START Material shown

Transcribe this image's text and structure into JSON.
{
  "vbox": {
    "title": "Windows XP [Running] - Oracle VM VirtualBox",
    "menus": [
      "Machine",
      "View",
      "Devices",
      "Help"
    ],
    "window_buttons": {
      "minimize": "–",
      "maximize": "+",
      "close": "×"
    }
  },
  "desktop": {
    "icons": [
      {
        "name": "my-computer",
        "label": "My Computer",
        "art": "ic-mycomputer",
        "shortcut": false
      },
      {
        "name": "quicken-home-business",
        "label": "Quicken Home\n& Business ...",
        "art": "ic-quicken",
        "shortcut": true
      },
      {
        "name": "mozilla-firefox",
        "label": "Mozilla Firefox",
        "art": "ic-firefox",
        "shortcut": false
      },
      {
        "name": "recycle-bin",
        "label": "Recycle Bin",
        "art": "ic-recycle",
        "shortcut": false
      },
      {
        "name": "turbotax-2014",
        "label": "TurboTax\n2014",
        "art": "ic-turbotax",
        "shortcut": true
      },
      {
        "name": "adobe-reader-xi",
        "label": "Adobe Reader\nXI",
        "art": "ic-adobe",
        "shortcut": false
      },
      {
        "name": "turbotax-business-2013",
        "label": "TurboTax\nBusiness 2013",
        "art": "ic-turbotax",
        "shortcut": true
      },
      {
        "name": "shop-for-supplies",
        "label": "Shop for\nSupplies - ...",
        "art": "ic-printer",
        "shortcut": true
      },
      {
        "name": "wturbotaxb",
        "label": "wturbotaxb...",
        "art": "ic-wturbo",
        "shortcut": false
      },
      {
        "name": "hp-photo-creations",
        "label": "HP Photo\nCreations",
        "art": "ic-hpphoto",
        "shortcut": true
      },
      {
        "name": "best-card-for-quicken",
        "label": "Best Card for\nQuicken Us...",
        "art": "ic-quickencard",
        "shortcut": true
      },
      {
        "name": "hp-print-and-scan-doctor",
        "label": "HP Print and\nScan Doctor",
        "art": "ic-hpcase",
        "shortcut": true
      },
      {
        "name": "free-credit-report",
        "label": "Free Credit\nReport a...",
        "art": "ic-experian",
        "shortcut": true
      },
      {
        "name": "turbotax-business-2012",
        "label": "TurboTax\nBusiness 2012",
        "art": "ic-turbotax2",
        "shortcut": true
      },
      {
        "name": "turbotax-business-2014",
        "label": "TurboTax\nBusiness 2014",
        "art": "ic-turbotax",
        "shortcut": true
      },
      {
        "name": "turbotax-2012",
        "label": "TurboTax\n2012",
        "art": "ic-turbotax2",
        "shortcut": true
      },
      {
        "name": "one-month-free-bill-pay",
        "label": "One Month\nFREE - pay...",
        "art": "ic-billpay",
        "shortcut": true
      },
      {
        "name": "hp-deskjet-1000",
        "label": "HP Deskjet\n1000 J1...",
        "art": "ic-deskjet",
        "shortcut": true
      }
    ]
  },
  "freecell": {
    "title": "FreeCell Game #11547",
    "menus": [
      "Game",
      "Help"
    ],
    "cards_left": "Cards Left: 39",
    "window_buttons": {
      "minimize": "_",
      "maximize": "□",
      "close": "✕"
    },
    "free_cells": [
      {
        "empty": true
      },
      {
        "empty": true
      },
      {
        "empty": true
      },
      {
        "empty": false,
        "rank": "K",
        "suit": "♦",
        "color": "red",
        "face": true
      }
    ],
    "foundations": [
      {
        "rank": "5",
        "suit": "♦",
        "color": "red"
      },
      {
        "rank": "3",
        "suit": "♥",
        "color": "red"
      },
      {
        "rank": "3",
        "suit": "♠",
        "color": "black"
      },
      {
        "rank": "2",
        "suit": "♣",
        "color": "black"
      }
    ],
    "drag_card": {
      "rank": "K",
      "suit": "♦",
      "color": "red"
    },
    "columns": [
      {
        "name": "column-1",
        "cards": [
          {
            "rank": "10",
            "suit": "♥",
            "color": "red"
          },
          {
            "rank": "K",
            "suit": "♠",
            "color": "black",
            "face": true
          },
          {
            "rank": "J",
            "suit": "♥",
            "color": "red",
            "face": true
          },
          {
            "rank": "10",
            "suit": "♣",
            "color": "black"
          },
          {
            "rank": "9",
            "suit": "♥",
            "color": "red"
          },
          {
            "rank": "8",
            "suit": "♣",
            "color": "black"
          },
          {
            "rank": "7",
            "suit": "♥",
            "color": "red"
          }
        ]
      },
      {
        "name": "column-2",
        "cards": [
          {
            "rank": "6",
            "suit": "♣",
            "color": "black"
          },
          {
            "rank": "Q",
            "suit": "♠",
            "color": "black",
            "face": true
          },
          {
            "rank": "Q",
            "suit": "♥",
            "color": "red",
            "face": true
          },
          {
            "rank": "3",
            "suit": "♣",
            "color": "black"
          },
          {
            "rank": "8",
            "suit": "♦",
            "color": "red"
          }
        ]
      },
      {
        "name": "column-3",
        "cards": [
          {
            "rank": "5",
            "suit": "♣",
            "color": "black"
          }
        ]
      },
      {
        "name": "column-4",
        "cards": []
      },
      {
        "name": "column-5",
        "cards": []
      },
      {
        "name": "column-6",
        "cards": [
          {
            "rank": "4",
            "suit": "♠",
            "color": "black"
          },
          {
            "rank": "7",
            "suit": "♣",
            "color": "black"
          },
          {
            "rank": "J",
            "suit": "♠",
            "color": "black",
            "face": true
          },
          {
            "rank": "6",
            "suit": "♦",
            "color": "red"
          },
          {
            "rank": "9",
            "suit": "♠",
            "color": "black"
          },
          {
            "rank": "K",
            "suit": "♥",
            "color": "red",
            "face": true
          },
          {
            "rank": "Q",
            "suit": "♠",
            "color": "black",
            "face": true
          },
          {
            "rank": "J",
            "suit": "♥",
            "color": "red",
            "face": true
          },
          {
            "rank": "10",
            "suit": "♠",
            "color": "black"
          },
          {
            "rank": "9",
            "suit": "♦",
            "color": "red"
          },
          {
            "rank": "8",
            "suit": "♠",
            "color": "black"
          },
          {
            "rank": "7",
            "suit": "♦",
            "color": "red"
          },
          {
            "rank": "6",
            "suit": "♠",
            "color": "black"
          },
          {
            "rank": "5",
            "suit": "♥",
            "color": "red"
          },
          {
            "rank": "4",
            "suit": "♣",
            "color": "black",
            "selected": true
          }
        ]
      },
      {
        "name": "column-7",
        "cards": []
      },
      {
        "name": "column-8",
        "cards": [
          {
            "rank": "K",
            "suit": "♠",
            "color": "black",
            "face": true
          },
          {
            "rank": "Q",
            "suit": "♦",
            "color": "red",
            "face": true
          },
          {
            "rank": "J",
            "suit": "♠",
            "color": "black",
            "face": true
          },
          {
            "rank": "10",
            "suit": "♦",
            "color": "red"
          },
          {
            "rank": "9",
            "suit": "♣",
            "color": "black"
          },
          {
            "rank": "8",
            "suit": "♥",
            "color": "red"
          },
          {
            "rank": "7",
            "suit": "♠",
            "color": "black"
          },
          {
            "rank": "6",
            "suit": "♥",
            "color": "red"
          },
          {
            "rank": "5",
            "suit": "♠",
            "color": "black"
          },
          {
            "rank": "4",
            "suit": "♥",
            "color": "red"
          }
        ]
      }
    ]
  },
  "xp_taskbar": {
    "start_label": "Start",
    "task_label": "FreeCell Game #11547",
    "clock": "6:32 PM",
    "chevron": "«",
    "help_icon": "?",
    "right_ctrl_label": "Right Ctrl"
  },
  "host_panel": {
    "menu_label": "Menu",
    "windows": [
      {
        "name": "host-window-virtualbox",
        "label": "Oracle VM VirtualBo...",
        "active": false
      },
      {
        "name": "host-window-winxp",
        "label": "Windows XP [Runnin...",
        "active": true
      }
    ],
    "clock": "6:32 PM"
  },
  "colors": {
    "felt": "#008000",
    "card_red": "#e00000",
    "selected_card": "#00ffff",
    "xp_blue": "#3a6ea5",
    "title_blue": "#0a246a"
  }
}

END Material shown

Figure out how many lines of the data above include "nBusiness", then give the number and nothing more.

3